= Directions =
Repeat the entries below exactly as they appear, with no pictures.

= Source material =

┄┄┄┄┄┄

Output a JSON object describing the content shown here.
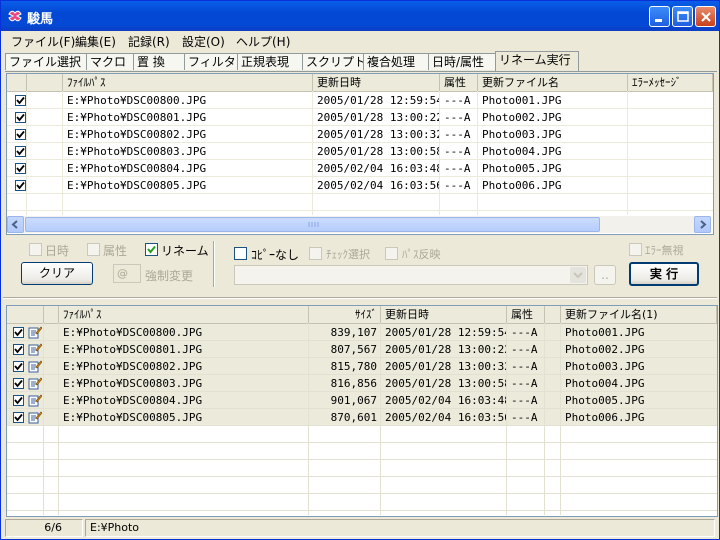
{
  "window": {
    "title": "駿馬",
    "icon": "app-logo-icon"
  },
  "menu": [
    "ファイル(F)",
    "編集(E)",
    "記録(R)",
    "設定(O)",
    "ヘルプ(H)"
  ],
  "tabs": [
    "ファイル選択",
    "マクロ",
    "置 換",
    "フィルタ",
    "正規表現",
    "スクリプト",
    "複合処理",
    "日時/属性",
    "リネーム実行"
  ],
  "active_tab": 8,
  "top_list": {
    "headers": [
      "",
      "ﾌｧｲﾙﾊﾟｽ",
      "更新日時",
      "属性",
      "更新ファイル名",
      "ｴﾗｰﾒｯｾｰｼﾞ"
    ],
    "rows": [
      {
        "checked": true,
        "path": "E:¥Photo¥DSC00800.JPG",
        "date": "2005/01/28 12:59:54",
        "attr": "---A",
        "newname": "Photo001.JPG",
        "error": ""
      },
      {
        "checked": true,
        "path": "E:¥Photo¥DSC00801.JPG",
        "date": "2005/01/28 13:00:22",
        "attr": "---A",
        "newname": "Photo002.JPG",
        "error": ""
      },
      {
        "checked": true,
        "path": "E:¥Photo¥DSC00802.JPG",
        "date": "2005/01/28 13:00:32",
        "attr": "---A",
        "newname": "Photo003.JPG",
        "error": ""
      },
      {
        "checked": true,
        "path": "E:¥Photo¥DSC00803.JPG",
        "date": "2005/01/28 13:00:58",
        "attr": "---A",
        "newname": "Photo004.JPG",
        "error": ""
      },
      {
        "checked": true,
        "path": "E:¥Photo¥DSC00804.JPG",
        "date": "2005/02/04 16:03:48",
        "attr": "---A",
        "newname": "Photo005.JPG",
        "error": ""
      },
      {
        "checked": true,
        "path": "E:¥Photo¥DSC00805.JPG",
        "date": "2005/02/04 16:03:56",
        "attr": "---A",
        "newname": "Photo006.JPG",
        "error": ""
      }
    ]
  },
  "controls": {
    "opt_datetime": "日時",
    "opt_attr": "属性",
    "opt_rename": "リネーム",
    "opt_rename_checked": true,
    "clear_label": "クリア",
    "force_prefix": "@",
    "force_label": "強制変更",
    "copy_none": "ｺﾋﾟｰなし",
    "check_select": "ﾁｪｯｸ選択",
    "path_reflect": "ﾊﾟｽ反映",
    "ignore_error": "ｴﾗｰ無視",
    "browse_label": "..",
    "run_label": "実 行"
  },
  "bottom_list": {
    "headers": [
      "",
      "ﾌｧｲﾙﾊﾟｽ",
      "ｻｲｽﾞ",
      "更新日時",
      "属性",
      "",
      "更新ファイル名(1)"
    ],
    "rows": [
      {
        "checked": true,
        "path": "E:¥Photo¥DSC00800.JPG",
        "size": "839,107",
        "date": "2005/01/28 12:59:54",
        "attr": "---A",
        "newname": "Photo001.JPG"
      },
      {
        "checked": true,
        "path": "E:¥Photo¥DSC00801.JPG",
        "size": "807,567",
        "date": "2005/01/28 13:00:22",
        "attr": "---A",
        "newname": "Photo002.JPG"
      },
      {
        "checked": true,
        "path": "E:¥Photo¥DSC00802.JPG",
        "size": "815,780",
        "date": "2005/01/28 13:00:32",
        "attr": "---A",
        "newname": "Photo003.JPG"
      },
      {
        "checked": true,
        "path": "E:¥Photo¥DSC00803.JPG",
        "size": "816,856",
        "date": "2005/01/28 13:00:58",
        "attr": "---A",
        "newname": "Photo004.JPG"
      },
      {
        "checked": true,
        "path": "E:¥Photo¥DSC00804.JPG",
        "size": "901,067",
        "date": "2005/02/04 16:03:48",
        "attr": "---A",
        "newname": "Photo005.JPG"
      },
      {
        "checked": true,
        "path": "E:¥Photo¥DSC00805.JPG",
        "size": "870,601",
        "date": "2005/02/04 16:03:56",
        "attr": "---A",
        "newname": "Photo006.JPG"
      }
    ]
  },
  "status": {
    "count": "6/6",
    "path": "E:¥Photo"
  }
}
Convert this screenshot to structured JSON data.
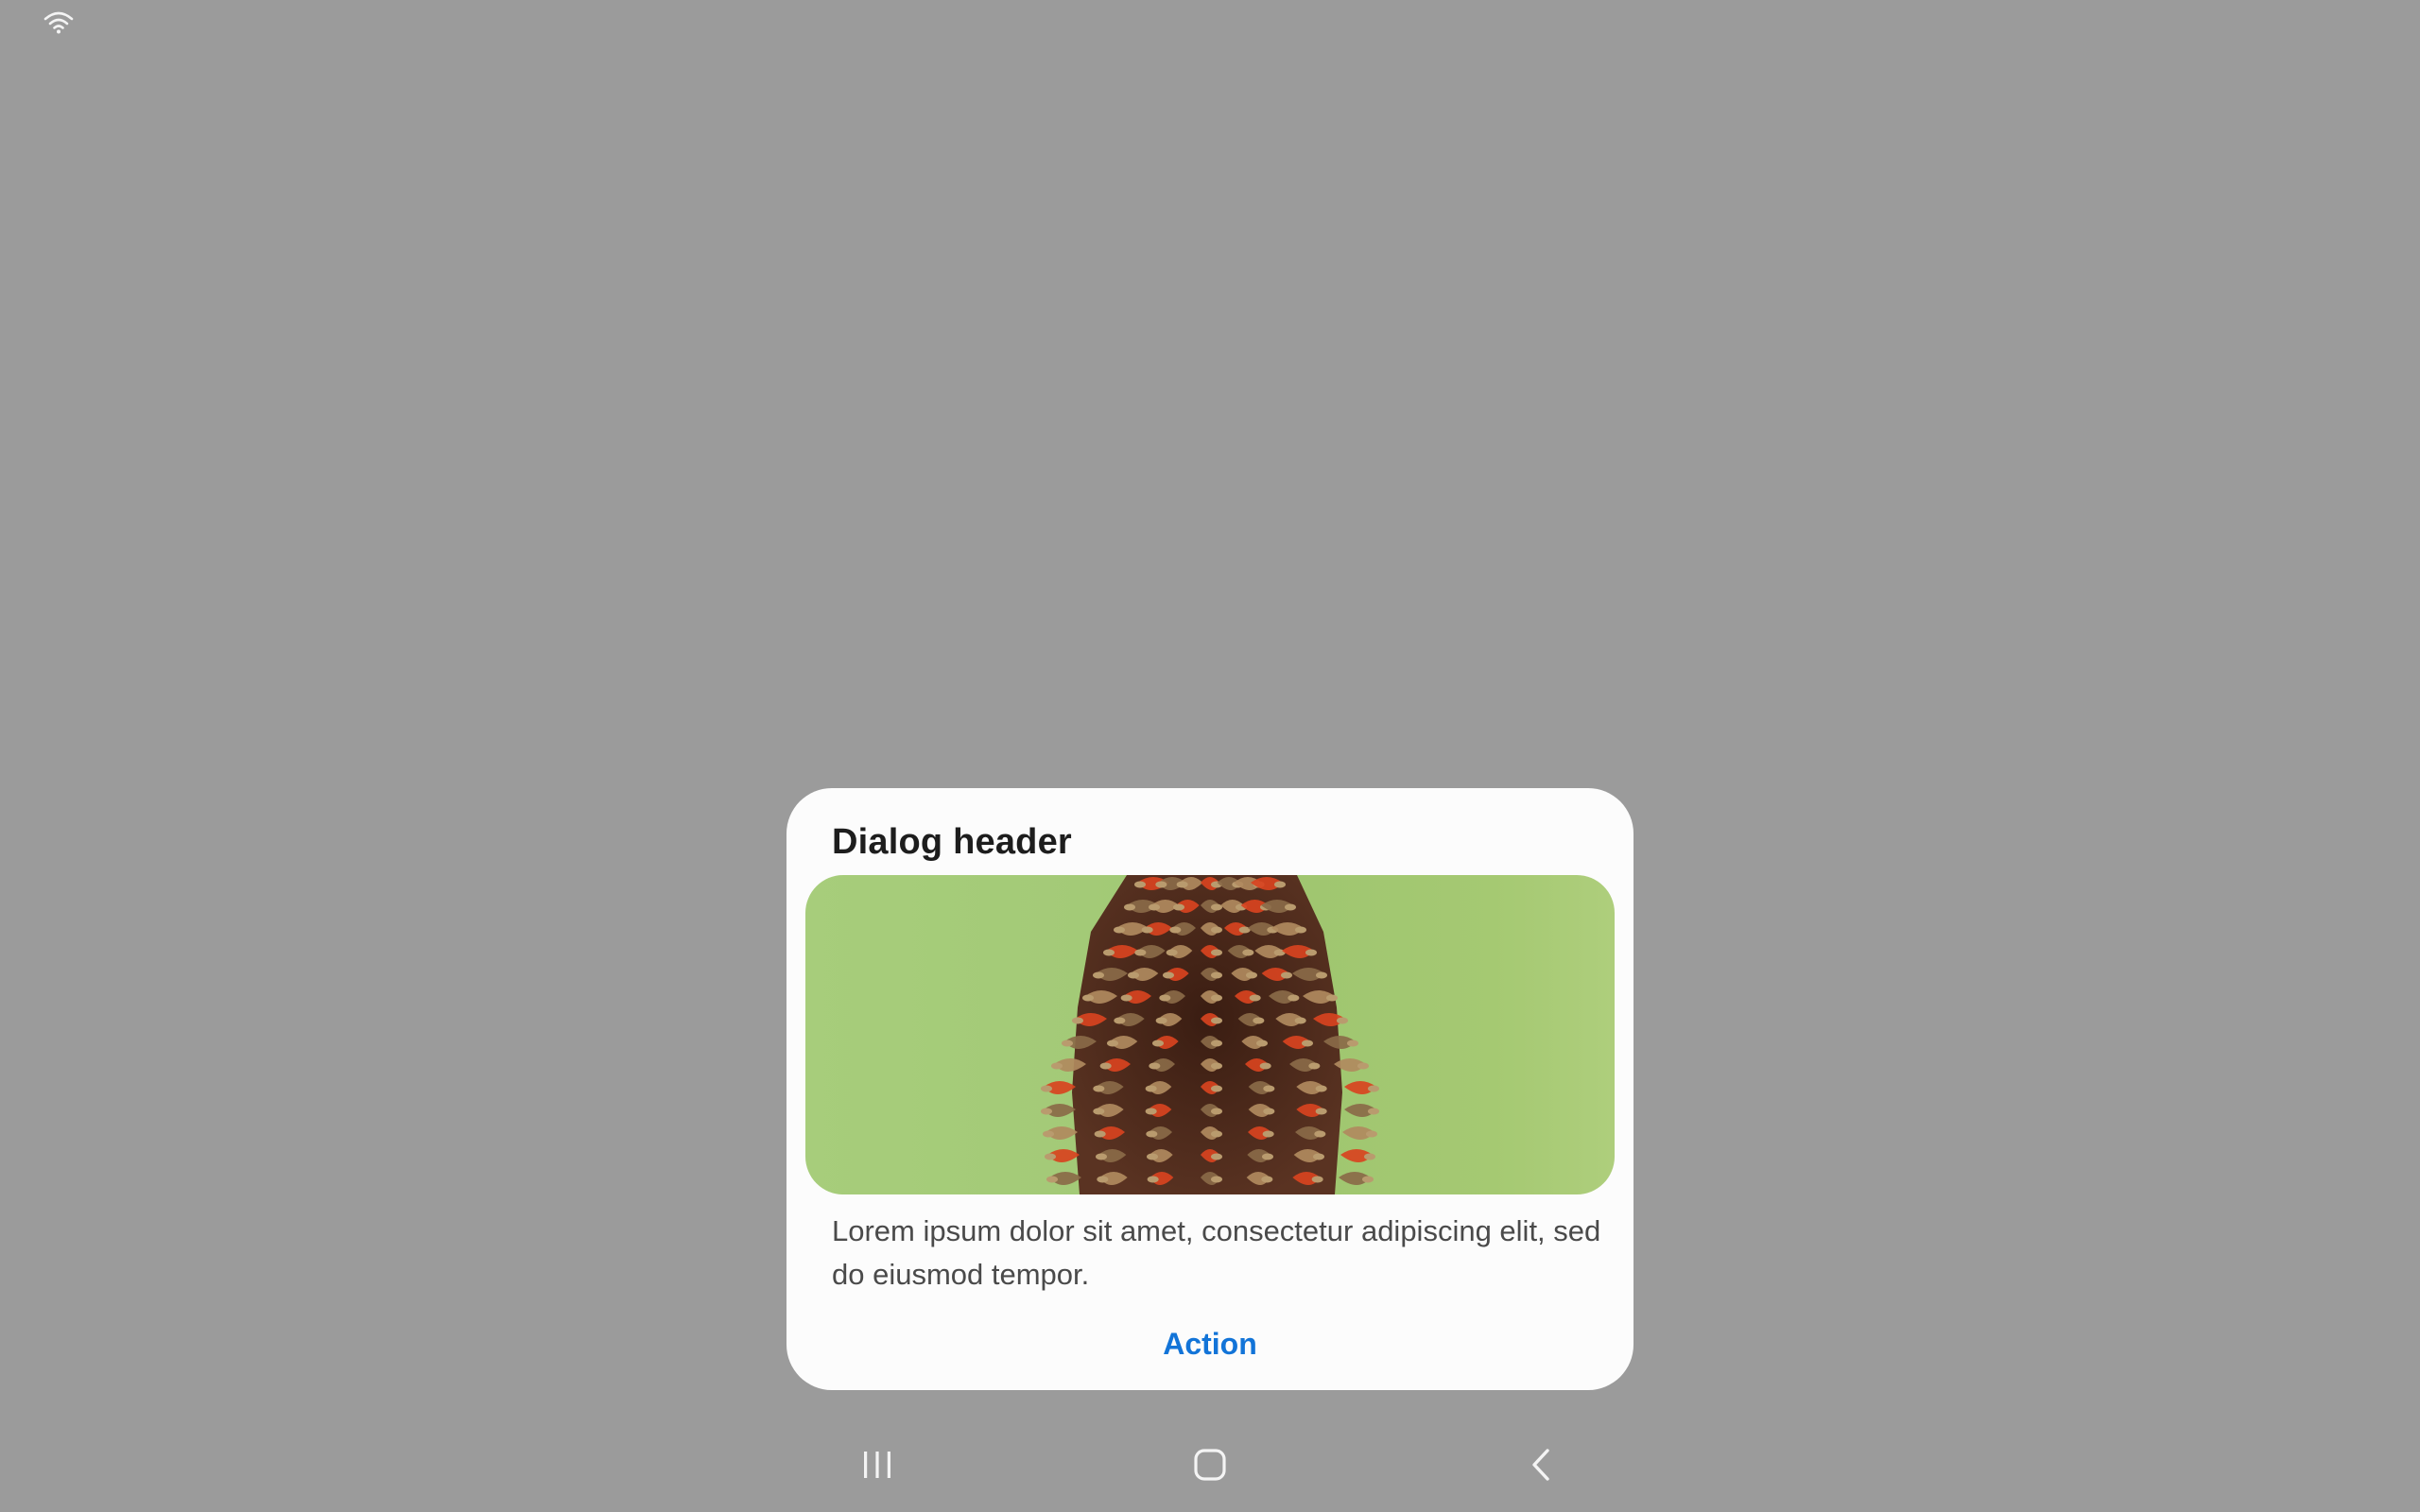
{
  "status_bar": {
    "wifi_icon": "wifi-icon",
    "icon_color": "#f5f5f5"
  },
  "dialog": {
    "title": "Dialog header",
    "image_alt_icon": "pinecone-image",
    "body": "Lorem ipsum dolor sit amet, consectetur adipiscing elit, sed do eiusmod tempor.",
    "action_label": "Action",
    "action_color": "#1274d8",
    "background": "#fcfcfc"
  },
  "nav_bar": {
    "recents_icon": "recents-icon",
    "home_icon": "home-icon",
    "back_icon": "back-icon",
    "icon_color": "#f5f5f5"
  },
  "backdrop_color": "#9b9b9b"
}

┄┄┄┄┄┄

= Result of the exercise =
Output a JSON object describing the content shown here.
{
  "window": {
    "title": "駿馬",
    "icon": "app-logo-icon"
  },
  "menu": [
    "ファイル(F)",
    "編集(E)",
    "記録(R)",
    "設定(O)",
    "ヘルプ(H)"
  ],
  "tabs": [
    "ファイル選択",
    "マクロ",
    "置 換",
    "フィルタ",
    "正規表現",
    "スクリプト",
    "複合処理",
    "日時/属性",
    "リネーム実行"
  ],
  "active_tab": 8,
  "top_list": {
    "headers": [
      "",
      "ﾌｧｲﾙﾊﾟｽ",
      "更新日時",
      "属性",
      "更新ファイル名",
      "ｴﾗｰﾒｯｾｰｼﾞ"
    ],
    "rows": [
      {
        "checked": true,
        "path": "E:¥Photo¥DSC00800.JPG",
        "date": "2005/01/28 12:59:54",
        "attr": "---A",
        "newname": "Photo001.JPG",
        "error": ""
      },
      {
        "checked": true,
        "path": "E:¥Photo¥DSC00801.JPG",
        "date": "2005/01/28 13:00:22",
        "attr": "---A",
        "newname": "Photo002.JPG",
        "error": ""
      },
      {
        "checked": true,
        "path": "E:¥Photo¥DSC00802.JPG",
        "date": "2005/01/28 13:00:32",
        "attr": "---A",
        "newname": "Photo003.JPG",
        "error": ""
      },
      {
        "checked": true,
        "path": "E:¥Photo¥DSC00803.JPG",
        "date": "2005/01/28 13:00:58",
        "attr": "---A",
        "newname": "Photo004.JPG",
        "error": ""
      },
      {
        "checked": true,
        "path": "E:¥Photo¥DSC00804.JPG",
        "date": "2005/02/04 16:03:48",
        "attr": "---A",
        "newname": "Photo005.JPG",
        "error": ""
      },
      {
        "checked": true,
        "path": "E:¥Photo¥DSC00805.JPG",
        "date": "2005/02/04 16:03:56",
        "attr": "---A",
        "newname": "Photo006.JPG",
        "error": ""
      }
    ]
  },
  "controls": {
    "opt_datetime": "日時",
    "opt_attr": "属性",
    "opt_rename": "リネーム",
    "opt_rename_checked": true,
    "clear_label": "クリア",
    "force_prefix": "@",
    "force_label": "強制変更",
    "copy_none": "ｺﾋﾟｰなし",
    "check_select": "ﾁｪｯｸ選択",
    "path_reflect": "ﾊﾟｽ反映",
    "ignore_error": "ｴﾗｰ無視",
    "browse_label": "..",
    "run_label": "実 行"
  },
  "bottom_list": {
    "headers": [
      "",
      "ﾌｧｲﾙﾊﾟｽ",
      "ｻｲｽﾞ",
      "更新日時",
      "属性",
      "",
      "更新ファイル名(1)"
    ],
    "rows": [
      {
        "checked": true,
        "path": "E:¥Photo¥DSC00800.JPG",
        "size": "839,107",
        "date": "2005/01/28 12:59:54",
        "attr": "---A",
        "newname": "Photo001.JPG"
      },
      {
        "checked": true,
        "path": "E:¥Photo¥DSC00801.JPG",
        "size": "807,567",
        "date": "2005/01/28 13:00:22",
        "attr": "---A",
        "newname": "Photo002.JPG"
      },
      {
        "checked": true,
        "path": "E:¥Photo¥DSC00802.JPG",
        "size": "815,780",
        "date": "2005/01/28 13:00:32",
        "attr": "---A",
        "newname": "Photo003.JPG"
      },
      {
        "checked": true,
        "path": "E:¥Photo¥DSC00803.JPG",
        "size": "816,856",
        "date": "2005/01/28 13:00:58",
        "attr": "---A",
        "newname": "Photo004.JPG"
      },
      {
        "checked": true,
        "path": "E:¥Photo¥DSC00804.JPG",
        "size": "901,067",
        "date": "2005/02/04 16:03:48",
        "attr": "---A",
        "newname": "Photo005.JPG"
      },
      {
        "checked": true,
        "path": "E:¥Photo¥DSC00805.JPG",
        "size": "870,601",
        "date": "2005/02/04 16:03:56",
        "attr": "---A",
        "newname": "Photo006.JPG"
      }
    ]
  },
  "status": {
    "count": "6/6",
    "path": "E:¥Photo"
  }
}
Convert this screenshot to structured JSON data.
{
  "status_bar": {
    "wifi_icon": "wifi-icon",
    "icon_color": "#f5f5f5"
  },
  "dialog": {
    "title": "Dialog header",
    "image_alt_icon": "pinecone-image",
    "body": "Lorem ipsum dolor sit amet, consectetur adipiscing elit, sed do eiusmod tempor.",
    "action_label": "Action",
    "action_color": "#1274d8",
    "background": "#fcfcfc"
  },
  "nav_bar": {
    "recents_icon": "recents-icon",
    "home_icon": "home-icon",
    "back_icon": "back-icon",
    "icon_color": "#f5f5f5"
  },
  "backdrop_color": "#9b9b9b"
}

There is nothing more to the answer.